It sounds like you are keeping a good sense of humor about it. What a great thing to get to use one of MaryJane's bulls! It seems like the perfect solution since Clover is not following AI protocol and a bull wouldn't mind one bit. What fun for you and MaryJane both to wait for the new baby as well. Oh, that's even more exciting than AI. It's more like matchmaking. Too fun!

The main thing is to get Clover healed up and tested so she is ready for her date. She is so lucky to have a home where everyone is so attentive to her needs. I bet you will have milk before you know it!

Originally posted by CloversMum

Oh my, yes it is confusing and a bit amusing! Here we try to overrule nature and Clover just continues to do what she was born to do as a cow! :-)

And, here is a big thank you to MaryJane! She talked with me yesterday after a very long day for herself and helped me sort things out. I am fairly confident now that Clover is not pregnant via AI and did, indeed, go into heat yesterday. She is not moo-ing today and carrying on like she was. I do have a call into the WSU vets as I noticed yesterday that Clover has a small abscess from one of the vaccines given. She was very sensitive of this lump (we've noticed it for a while and the vets saw it a few weeks ago); but, yesterday afternoon it started draining. I cleaned it out with iodine (wearing gloves!) but will wait to hear back from the vets today. So, that must get healed up. I will also have her tested for TB. Then, later on the plan is to have her visit MaryJane's farm with one of her bulls. So very grateful for MaryJane's encouragement, advice, and wisdom. Thank you, MaryJane.

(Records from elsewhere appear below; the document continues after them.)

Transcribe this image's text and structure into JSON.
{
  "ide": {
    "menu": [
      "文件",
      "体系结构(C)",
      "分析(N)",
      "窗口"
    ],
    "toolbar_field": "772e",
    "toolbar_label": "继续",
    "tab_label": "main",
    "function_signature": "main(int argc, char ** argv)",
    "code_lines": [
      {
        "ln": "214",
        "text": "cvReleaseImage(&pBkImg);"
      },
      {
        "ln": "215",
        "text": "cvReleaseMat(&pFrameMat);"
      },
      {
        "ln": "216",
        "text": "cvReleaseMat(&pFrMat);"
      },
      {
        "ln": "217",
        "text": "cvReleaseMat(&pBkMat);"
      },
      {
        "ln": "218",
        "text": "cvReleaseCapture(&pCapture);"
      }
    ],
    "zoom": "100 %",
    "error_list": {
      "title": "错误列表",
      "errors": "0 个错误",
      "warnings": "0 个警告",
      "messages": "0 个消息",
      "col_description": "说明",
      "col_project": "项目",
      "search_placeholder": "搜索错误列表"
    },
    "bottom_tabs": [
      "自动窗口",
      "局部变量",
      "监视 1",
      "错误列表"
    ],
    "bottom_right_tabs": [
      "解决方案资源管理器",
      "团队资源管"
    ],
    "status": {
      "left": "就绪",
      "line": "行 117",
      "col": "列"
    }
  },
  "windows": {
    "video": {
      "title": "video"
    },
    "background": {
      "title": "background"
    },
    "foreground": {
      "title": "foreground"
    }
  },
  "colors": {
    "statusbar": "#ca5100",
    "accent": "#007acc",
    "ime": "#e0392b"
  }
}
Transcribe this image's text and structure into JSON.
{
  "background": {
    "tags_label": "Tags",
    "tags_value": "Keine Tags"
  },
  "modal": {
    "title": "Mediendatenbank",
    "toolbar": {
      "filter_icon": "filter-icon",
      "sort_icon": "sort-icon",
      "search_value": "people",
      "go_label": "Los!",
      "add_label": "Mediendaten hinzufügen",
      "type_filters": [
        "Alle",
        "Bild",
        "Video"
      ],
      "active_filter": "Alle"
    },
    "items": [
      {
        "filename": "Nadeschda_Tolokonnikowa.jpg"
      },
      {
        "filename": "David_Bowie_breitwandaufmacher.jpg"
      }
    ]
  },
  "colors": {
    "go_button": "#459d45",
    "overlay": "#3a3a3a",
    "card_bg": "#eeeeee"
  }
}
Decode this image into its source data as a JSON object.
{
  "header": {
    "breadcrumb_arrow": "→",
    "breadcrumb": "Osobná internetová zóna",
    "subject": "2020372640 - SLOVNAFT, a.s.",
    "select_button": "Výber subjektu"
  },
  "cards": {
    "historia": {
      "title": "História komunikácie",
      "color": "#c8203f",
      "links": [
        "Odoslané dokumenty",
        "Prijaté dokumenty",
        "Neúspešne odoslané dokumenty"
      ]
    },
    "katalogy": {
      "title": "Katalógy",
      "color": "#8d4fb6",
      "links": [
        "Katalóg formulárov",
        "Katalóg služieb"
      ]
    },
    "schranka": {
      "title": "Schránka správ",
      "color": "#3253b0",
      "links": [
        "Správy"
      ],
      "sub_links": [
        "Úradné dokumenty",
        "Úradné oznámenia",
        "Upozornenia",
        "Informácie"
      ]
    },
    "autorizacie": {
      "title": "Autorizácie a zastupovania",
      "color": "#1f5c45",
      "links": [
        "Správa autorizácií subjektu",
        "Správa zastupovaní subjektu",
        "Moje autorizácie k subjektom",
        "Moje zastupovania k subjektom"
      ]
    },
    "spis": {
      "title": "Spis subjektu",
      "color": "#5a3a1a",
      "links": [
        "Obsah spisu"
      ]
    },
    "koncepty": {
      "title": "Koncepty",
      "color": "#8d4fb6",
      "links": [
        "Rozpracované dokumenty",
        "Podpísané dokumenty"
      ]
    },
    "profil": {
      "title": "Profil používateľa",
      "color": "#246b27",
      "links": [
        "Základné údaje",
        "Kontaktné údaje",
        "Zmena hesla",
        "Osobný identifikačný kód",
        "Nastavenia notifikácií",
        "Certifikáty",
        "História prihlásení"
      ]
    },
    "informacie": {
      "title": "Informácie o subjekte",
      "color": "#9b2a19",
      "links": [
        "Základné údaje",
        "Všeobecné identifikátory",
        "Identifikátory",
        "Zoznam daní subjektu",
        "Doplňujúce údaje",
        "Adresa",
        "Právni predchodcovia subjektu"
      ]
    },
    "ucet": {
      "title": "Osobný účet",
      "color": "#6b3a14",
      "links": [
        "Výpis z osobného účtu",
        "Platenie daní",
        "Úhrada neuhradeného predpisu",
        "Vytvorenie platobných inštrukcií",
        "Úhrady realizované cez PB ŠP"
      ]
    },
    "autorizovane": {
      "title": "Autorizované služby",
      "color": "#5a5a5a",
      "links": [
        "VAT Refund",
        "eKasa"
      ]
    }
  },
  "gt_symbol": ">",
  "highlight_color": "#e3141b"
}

Clover will be bred some day! And we will laugh and enjoy a calf some day! And I will enjoy her cream in my coffee some day!